WHAT THEY’VE SAID
The most obvious points in favor of my assertion that the McBeane regime is not inclined towards the concept of a “featured workhorse” come from head coach Sean McDermott himself.
After the Bills had lost to the Houston Texans in the 2019 playoffs and had a situation where a clearly less effective Frank Gore was getting a bulk of touches relative to the rookie Devin Singletary, McDermott said, “I know this; it’s not good to have one back carry the ball every time. So you’d like to have two backs that work together.” The refusal to divert from that philosophy in the face of a clear efficacy difference is a strong endorsement of the running-back-by-committee philosophy.
Once the production gap between Singletary and Gore started to manifest itself, McDermott was asked if the impressive rookie from Florida Atlantic was the “feature back.” His response?
“Now we’re getting into the weeds here a little bit. Feature back; number one back? How about just running back?”
How about the declining Frank Gore?
“He’s one of our running backs.”
Pressed further, the Bills’ historically dodgy head coach stated, “We’re just trying to win games. Whoever helps us win games, that’s who our feature back is I guess.”
If you thought this regime’s mentality only applied in the Gore/Singletary situation due to the lack of a dynamic and obvious candidate for a workhorse-level role in the offense, let’s take our attention back to the Panthers version of Brandon Beane. In the 2017 Carolina draft room, when GM Dave Gettleman was soliciting opinions from members of his front office on then-Stanford do-everything running back Christian McCaffrey, Brandon Beane said, “He’s a great football player. Has Luke Kuechly’s DNA. Just a great overall fit.”
As you know, the Panthers ended up selecting McCaffrey and although he was a “great football player,” a “great fit,” and had the DNA of one of the best players in franchise history, Beane still saw him play second fiddle to an incumbent aging back during his first season. So this point counts as both an overt statement and an influence in how they tie together.
WHAT THEY’VE SPENT
Since Sean McDermott (pre-2017 draft) and Brandon Beane (post-2017 draft) have been making personnel decisions for the Bills, the following meaningful resources have been spent on the non-fullback running back position:
- Mike Tolbert: unrestricted free agent signing; 1 year, $980,000 contract
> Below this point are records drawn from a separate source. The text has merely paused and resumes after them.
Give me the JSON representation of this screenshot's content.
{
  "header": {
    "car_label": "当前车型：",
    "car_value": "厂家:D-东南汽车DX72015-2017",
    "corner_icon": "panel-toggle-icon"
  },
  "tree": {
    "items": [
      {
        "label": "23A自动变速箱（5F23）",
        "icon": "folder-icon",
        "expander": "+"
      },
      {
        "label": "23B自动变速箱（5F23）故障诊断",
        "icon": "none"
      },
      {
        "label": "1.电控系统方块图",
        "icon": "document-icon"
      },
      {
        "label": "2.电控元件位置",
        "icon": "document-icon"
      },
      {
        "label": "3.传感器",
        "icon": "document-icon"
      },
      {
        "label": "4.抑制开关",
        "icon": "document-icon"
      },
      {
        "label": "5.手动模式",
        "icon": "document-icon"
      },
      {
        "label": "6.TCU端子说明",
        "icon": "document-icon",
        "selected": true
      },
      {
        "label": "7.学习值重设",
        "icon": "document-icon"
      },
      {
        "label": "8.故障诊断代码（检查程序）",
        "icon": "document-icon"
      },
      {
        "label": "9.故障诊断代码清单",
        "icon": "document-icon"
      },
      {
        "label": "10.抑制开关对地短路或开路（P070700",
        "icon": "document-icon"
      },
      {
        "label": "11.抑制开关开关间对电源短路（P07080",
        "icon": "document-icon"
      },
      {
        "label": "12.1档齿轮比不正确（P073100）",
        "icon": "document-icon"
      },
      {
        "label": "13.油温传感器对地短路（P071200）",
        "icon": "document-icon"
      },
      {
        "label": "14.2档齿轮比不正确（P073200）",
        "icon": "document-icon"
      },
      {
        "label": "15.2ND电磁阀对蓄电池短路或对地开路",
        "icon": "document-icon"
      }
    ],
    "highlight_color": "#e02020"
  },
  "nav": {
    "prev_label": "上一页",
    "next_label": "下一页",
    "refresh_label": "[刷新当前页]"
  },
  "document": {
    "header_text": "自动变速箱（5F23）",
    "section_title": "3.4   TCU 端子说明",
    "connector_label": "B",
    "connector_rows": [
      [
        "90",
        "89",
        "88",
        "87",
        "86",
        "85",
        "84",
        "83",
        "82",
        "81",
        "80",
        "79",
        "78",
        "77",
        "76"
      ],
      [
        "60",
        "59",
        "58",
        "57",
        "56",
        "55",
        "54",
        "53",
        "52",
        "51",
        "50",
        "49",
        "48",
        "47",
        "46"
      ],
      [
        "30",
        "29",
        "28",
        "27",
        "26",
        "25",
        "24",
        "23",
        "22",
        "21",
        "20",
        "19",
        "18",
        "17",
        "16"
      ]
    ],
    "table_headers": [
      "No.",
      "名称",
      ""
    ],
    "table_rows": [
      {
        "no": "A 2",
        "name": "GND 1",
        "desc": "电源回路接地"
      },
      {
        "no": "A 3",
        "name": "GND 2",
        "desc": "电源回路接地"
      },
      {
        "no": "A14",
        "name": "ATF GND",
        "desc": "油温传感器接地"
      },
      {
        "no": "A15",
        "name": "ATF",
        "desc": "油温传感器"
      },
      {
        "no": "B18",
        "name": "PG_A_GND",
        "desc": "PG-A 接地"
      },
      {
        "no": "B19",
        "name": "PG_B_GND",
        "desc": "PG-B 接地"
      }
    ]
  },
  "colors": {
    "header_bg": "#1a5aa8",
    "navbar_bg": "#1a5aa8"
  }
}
- Chris Ivory: unrestricted free agent signing; 2 years, $5.5 million contract
- Frank Gore: unrestricted free agent signing; 1 year, $2 million contract
- Devin Singletary: third-round draft pick
- Zach Moss; third-round draft pick
- Matt Brieda: unrestricted free agent signing; 1 year, $1.05 million contract
In addition to these expenditures, previous bell cow running back LeSean McCoy was released during final cuts in 2019, saving $6 million on the cap, which means that the sum total of all money paid out to non-fullback running backs who made the final 53-man roster and contributed on offense was only slightly higher than the cap savings recouped by the release of McCoy two years ago. The spreading out of resources at the position doesn’t lend itself to a mindset that believes in putting all your eggs in one bell-cow’s basket.
There hasn’t been any behavior from the regime that would indicate that a bell-cow touch hog is their preferred method of running back deployment. In addition, the behavior of their influences says the same. So although it may drive fun debate as to whether Devin Singletary, Zach Moss, or Matt Brieda will emerge as “the guy” for the Bills in 2021, it seems more likely that together, some combination of the three will end up being “the GUYS.”
...and that’s the way the cookie crumbles. I’m Bruce Nolan with Buffalo Rumblings. You can find me on Twitter and Instagram @BruceExclusive and look for new episodes of “The Bruce Exclusive” every week on the Buffalo Rumblings Podcast Network!